*WHAT TO DO*
What is needed is an exact retyping of each entry, pictures excluded.

::::::::::

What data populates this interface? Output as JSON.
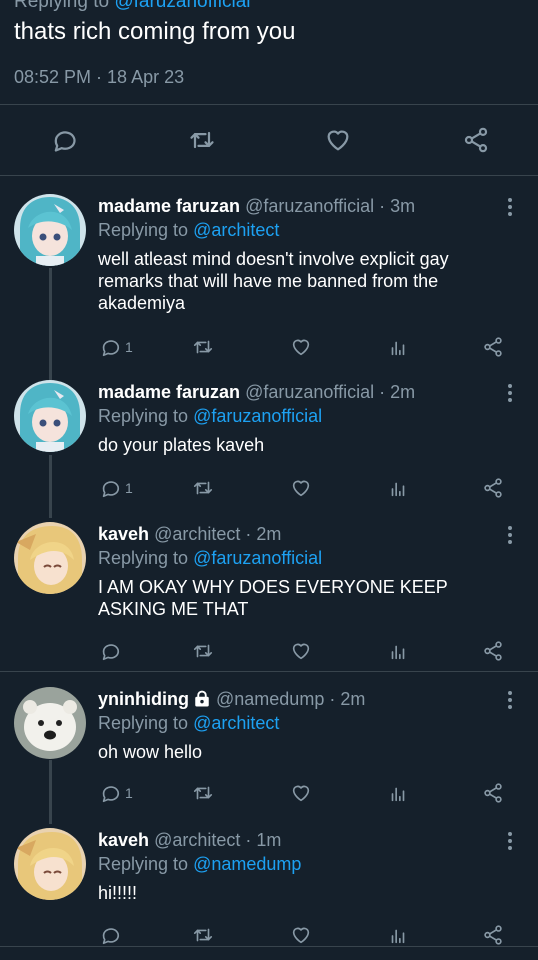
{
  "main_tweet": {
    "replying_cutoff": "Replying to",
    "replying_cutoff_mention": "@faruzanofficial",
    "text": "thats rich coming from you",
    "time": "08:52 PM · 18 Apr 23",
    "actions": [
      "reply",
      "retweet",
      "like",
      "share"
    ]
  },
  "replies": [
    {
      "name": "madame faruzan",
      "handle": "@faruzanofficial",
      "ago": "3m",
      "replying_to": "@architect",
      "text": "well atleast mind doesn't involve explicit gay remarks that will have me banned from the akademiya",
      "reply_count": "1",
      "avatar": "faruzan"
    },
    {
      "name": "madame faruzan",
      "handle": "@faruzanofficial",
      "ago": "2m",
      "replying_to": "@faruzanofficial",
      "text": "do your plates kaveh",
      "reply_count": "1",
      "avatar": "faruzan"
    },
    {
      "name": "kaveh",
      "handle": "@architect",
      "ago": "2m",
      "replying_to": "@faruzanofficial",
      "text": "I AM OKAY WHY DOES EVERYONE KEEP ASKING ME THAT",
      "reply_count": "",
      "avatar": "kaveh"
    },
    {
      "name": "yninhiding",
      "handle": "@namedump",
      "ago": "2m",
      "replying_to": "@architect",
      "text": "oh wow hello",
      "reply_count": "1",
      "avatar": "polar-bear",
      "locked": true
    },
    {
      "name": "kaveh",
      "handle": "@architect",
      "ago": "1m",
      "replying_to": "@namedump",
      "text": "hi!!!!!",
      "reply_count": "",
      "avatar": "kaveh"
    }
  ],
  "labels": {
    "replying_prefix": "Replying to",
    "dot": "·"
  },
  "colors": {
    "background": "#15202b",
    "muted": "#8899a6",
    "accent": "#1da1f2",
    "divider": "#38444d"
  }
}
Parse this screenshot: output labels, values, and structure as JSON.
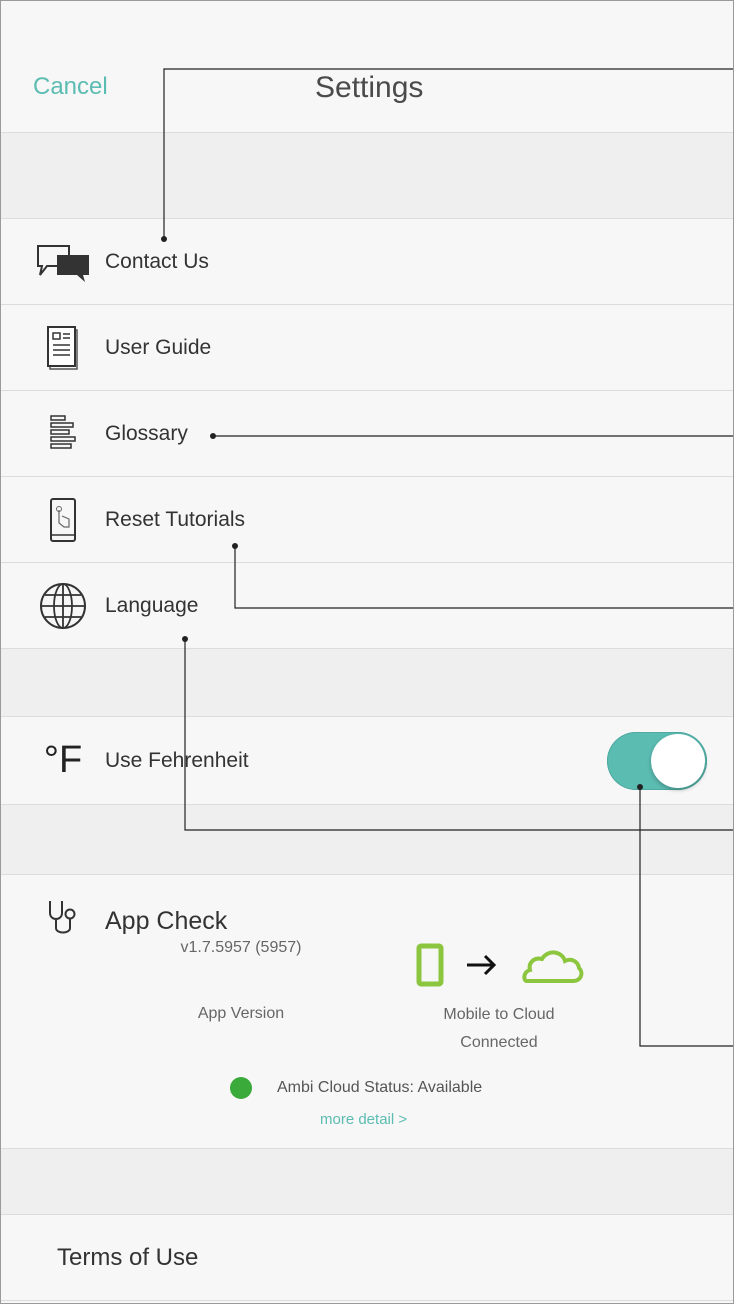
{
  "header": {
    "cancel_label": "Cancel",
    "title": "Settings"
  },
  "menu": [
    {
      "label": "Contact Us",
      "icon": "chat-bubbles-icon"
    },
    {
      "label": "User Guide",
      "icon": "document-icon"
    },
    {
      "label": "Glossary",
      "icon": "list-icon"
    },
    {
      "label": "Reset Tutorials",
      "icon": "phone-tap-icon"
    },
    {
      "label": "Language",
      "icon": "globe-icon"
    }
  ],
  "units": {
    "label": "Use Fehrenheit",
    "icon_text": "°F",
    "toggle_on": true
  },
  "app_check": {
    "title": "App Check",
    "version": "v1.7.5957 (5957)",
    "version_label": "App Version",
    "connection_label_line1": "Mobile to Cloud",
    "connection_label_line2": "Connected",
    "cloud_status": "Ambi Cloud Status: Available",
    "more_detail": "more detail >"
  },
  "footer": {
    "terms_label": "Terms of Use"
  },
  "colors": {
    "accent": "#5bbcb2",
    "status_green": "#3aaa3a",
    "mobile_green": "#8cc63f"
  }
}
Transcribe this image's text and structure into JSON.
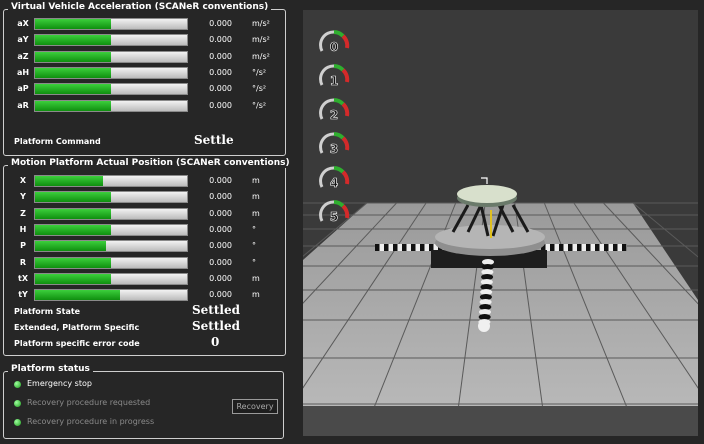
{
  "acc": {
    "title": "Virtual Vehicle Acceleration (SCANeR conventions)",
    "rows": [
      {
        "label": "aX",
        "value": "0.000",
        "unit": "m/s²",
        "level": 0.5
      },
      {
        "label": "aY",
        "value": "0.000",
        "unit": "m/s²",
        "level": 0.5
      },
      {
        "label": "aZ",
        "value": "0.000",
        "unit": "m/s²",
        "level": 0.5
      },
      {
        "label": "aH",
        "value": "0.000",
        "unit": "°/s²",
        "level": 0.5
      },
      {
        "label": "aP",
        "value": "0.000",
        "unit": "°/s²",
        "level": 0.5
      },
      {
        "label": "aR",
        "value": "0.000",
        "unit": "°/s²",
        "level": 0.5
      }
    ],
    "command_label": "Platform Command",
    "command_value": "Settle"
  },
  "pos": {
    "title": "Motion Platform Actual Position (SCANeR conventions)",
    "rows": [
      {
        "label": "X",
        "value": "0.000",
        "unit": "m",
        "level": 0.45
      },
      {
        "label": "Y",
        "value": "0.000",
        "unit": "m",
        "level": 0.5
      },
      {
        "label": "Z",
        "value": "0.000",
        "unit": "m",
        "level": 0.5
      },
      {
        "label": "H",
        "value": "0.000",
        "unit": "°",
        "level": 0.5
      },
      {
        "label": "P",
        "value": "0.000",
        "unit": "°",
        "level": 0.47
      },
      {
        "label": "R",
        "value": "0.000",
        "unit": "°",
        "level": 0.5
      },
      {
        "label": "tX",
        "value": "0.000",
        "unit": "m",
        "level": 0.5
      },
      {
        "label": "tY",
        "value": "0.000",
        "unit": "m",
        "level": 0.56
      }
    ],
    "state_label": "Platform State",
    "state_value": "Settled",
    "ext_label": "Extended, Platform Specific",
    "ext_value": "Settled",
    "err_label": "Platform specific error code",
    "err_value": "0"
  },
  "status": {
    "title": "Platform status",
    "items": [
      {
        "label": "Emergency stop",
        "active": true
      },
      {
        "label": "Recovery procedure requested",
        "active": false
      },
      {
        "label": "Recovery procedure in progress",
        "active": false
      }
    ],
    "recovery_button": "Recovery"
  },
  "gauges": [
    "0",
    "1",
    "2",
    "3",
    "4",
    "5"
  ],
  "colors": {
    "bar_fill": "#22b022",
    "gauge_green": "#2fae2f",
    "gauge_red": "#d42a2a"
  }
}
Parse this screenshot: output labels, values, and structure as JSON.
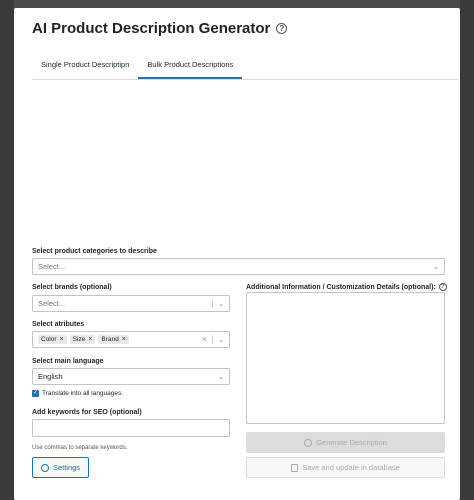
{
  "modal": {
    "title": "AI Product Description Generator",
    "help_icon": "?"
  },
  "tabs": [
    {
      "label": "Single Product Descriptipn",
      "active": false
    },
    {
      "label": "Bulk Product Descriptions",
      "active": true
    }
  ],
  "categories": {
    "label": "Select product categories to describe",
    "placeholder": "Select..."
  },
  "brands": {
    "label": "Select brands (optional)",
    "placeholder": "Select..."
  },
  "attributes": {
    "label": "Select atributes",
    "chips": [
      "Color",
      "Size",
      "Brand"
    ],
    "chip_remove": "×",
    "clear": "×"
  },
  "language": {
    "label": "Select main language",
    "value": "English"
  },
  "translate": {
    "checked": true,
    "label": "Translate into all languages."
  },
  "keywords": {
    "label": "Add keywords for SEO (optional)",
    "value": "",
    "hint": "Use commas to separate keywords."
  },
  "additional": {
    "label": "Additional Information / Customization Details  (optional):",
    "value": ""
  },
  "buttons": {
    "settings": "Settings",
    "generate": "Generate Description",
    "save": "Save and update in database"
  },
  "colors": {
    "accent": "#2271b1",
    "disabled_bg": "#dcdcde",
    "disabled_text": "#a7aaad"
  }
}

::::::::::

*EXERCISE SOLUTION*
What data populates this interface? Output as JSON.
{
  "main_tweet": {
    "replying_cutoff": "Replying to",
    "replying_cutoff_mention": "@faruzanofficial",
    "text": "thats rich coming from you",
    "time": "08:52 PM · 18 Apr 23",
    "actions": [
      "reply",
      "retweet",
      "like",
      "share"
    ]
  },
  "replies": [
    {
      "name": "madame faruzan",
      "handle": "@faruzanofficial",
      "ago": "3m",
      "replying_to": "@architect",
      "text": "well atleast mind doesn't involve explicit gay remarks that will have me banned from the akademiya",
      "reply_count": "1",
      "avatar": "faruzan"
    },
    {
      "name": "madame faruzan",
      "handle": "@faruzanofficial",
      "ago": "2m",
      "replying_to": "@faruzanofficial",
      "text": "do your plates kaveh",
      "reply_count": "1",
      "avatar": "faruzan"
    },
    {
      "name": "kaveh",
      "handle": "@architect",
      "ago": "2m",
      "replying_to": "@faruzanofficial",
      "text": "I AM OKAY WHY DOES EVERYONE KEEP ASKING ME THAT",
      "reply_count": "",
      "avatar": "kaveh"
    },
    {
      "name": "yninhiding",
      "handle": "@namedump",
      "ago": "2m",
      "replying_to": "@architect",
      "text": "oh wow hello",
      "reply_count": "1",
      "avatar": "polar-bear",
      "locked": true
    },
    {
      "name": "kaveh",
      "handle": "@architect",
      "ago": "1m",
      "replying_to": "@namedump",
      "text": "hi!!!!!",
      "reply_count": "",
      "avatar": "kaveh"
    }
  ],
  "labels": {
    "replying_prefix": "Replying to",
    "dot": "·"
  },
  "colors": {
    "background": "#15202b",
    "muted": "#8899a6",
    "accent": "#1da1f2",
    "divider": "#38444d"
  }
}
Parse this screenshot: output labels, values, and structure as JSON.
{
  "header": {
    "cancel_label": "Cancel",
    "title": "Settings"
  },
  "menu": [
    {
      "label": "Contact Us",
      "icon": "chat-bubbles-icon"
    },
    {
      "label": "User Guide",
      "icon": "document-icon"
    },
    {
      "label": "Glossary",
      "icon": "list-icon"
    },
    {
      "label": "Reset Tutorials",
      "icon": "phone-tap-icon"
    },
    {
      "label": "Language",
      "icon": "globe-icon"
    }
  ],
  "units": {
    "label": "Use Fehrenheit",
    "icon_text": "°F",
    "toggle_on": true
  },
  "app_check": {
    "title": "App Check",
    "version": "v1.7.5957 (5957)",
    "version_label": "App Version",
    "connection_label_line1": "Mobile to Cloud",
    "connection_label_line2": "Connected",
    "cloud_status": "Ambi Cloud Status: Available",
    "more_detail": "more detail >"
  },
  "footer": {
    "terms_label": "Terms of Use"
  },
  "colors": {
    "accent": "#5bbcb2",
    "status_green": "#3aaa3a",
    "mobile_green": "#8cc63f"
  }
}
Transcribe this image's text and structure into JSON.
{
  "acc": {
    "title": "Virtual Vehicle Acceleration (SCANeR conventions)",
    "rows": [
      {
        "label": "aX",
        "value": "0.000",
        "unit": "m/s²",
        "level": 0.5
      },
      {
        "label": "aY",
        "value": "0.000",
        "unit": "m/s²",
        "level": 0.5
      },
      {
        "label": "aZ",
        "value": "0.000",
        "unit": "m/s²",
        "level": 0.5
      },
      {
        "label": "aH",
        "value": "0.000",
        "unit": "°/s²",
        "level": 0.5
      },
      {
        "label": "aP",
        "value": "0.000",
        "unit": "°/s²",
        "level": 0.5
      },
      {
        "label": "aR",
        "value": "0.000",
        "unit": "°/s²",
        "level": 0.5
      }
    ],
    "command_label": "Platform Command",
    "command_value": "Settle"
  },
  "pos": {
    "title": "Motion Platform Actual Position (SCANeR conventions)",
    "rows": [
      {
        "label": "X",
        "value": "0.000",
        "unit": "m",
        "level": 0.45
      },
      {
        "label": "Y",
        "value": "0.000",
        "unit": "m",
        "level": 0.5
      },
      {
        "label": "Z",
        "value": "0.000",
        "unit": "m",
        "level": 0.5
      },
      {
        "label": "H",
        "value": "0.000",
        "unit": "°",
        "level": 0.5
      },
      {
        "label": "P",
        "value": "0.000",
        "unit": "°",
        "level": 0.47
      },
      {
        "label": "R",
        "value": "0.000",
        "unit": "°",
        "level": 0.5
      },
      {
        "label": "tX",
        "value": "0.000",
        "unit": "m",
        "level": 0.5
      },
      {
        "label": "tY",
        "value": "0.000",
        "unit": "m",
        "level": 0.56
      }
    ],
    "state_label": "Platform State",
    "state_value": "Settled",
    "ext_label": "Extended, Platform Specific",
    "ext_value": "Settled",
    "err_label": "Platform specific error code",
    "err_value": "0"
  },
  "status": {
    "title": "Platform status",
    "items": [
      {
        "label": "Emergency stop",
        "active": true
      },
      {
        "label": "Recovery procedure requested",
        "active": false
      },
      {
        "label": "Recovery procedure in progress",
        "active": false
      }
    ],
    "recovery_button": "Recovery"
  },
  "gauges": [
    "0",
    "1",
    "2",
    "3",
    "4",
    "5"
  ],
  "colors": {
    "bar_fill": "#22b022",
    "gauge_green": "#2fae2f",
    "gauge_red": "#d42a2a"
  }
}
Parse this screenshot: output labels, values, and structure as JSON.
{
  "modal": {
    "title": "AI Product Description Generator",
    "help_icon": "?"
  },
  "tabs": [
    {
      "label": "Single Product Descriptipn",
      "active": false
    },
    {
      "label": "Bulk Product Descriptions",
      "active": true
    }
  ],
  "categories": {
    "label": "Select product categories to describe",
    "placeholder": "Select..."
  },
  "brands": {
    "label": "Select brands (optional)",
    "placeholder": "Select..."
  },
  "attributes": {
    "label": "Select atributes",
    "chips": [
      "Color",
      "Size",
      "Brand"
    ],
    "chip_remove": "×",
    "clear": "×"
  },
  "language": {
    "label": "Select main language",
    "value": "English"
  },
  "translate": {
    "checked": true,
    "label": "Translate into all languages."
  },
  "keywords": {
    "label": "Add keywords for SEO (optional)",
    "value": "",
    "hint": "Use commas to separate keywords."
  },
  "additional": {
    "label": "Additional Information / Customization Details  (optional):",
    "value": ""
  },
  "buttons": {
    "settings": "Settings",
    "generate": "Generate Description",
    "save": "Save and update in database"
  },
  "colors": {
    "accent": "#2271b1",
    "disabled_bg": "#dcdcde",
    "disabled_text": "#a7aaad"
  }
}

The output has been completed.